But at about seven and a half minutes in, Mars started working in the words “Give it away” into his tune and up from the basement came the Chili Peppers. Mars and his crew quickly ceded the stage to the band, jumping in during the chorus. Musically it sounded fine and it’s always fun to hear “Give It Away,” but the optics weren’t great.
For starters, the Chili Peppers looked old. And they looked slow. It was like watching a younger, faster team play a squad of grizzled veterans. It wasn’t pretty.
It also didn’t take a rocket scientist to notice that neither Flea nor Klinghoffer had their instruments plugged in. It was quite obvious actually. While it’s long been understood that musicians aren’t really “playing” during such performances, part of that understanding was that they’d at least look like they were. We would suspend disbelief and they would look the part. That’s how it was supposed to go.
But that didn’t happen, and that—coupled with the youthful energy and enthusiasm of Mars and his crew and the awkwardness of seeing the now middle-aged Flea and Keidis performing shirtless—made for a sizable opening for hot takes about the current state of the band to come rushing out.
They were washed-up.
They were a joke.
They had never really been that good.
And so on and so on. Once the dam breaks in a situation like this, it’s every man for himself.
It wasn’t the end for them but you could argue that they had begun the same slide U2 had into lacking relevance anymore and becoming a nostalgia act.
They released The Getaway in 2016, and with Danger Mouse producing, it marked the first time they had worked with a producer other than Rick Rubin since 1989. Such a move has a tendency to be rather ominous, especially at such a late stage of a band’s career. It’s often sold as looking to change things up, but what’s implied is that things have gotten stale and a change isn’t an option but a necessity.
The Getaway is an interesting album and the change in producer does create some noteworthy moments, but overall, it’s a fairly forgettable record. In an interesting sign of the times, the album topped out at #2 on the Billboard 200 chart, even though the album sold more copies than Drake had (Drake’s streaming numbers are what put him in the top spot).
Once again, the band found itself at a crossroads. It had become clear that they were in the back nine of their career, and if there was any hope in them regaining some of the stature they once possessed, something drastic would need to happen.
Cue the return of John Frusciante.
It remains to be seen as to whether or not Frusciante can again work his magic and rejuvenate the band’s career, but based solely on the data and history, there’s definitely a chance. The band makes more sense with him than without him.

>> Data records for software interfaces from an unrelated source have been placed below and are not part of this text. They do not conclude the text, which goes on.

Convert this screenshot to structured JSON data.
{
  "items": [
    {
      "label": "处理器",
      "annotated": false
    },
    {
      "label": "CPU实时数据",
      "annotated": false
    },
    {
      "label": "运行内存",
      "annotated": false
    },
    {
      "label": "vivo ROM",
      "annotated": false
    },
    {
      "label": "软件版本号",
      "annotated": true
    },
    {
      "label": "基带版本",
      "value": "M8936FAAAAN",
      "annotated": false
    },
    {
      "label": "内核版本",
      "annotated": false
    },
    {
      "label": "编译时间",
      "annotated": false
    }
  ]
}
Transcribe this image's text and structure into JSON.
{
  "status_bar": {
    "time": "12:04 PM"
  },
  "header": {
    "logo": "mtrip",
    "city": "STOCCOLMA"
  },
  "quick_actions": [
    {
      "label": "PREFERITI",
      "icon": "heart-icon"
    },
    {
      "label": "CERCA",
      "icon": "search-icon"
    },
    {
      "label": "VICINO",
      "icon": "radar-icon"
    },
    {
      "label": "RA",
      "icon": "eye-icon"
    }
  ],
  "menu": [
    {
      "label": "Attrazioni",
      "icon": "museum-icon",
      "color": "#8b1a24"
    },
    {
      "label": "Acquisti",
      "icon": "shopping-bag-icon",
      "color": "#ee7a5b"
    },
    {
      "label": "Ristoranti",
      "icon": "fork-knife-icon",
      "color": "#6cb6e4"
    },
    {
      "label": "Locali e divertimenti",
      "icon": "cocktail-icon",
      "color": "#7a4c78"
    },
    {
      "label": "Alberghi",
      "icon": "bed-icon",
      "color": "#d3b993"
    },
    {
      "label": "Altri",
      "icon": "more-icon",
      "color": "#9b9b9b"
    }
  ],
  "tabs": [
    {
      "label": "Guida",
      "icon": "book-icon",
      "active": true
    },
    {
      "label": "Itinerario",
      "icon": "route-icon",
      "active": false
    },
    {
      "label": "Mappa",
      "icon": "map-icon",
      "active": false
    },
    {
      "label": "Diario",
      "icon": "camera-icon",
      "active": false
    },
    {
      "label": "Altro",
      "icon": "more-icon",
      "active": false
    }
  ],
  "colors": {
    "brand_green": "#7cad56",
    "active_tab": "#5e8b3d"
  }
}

All of their peaks, whether it was Blood Sugar Sex Magik, Californication or Stadium Arcadium, happened with Frusciante in the band. When their epitaph is eventually written, it’ll be the songs he played on and helped write that will be mentioned and talked about. It’ll be those songs that get played on the radio and celebrated. Hell, they already are. There are good tunes on the Klinghoffer albums and One Hot Minute has a few solid ones as well, but “Give It Away” and “Under the Bridge” are still played on a fairly regular basis followed by the hits from Californication and By the Way.
The Red Hot Chili Peppers now have a chance to remind everyone who they once were and what they were capable of. They can make people forget the Super Bowl performance and overlook their last two albums. They can force people to confront the greatness of Blood Sugar Sex Magik and once again appreciate the dynamism of Californication, the grace of By the Way, and the magnitude and force of Stadium Arcadium.
U2 isn’t so lucky. As they struggle to find their footing at this stage in the game, they are forced to do so under the same circumstances. That’s not going to help.
The next Red Hot Chili Peppers album just became one of the most anticipated releases of 2020.
That was not the case two weeks ago.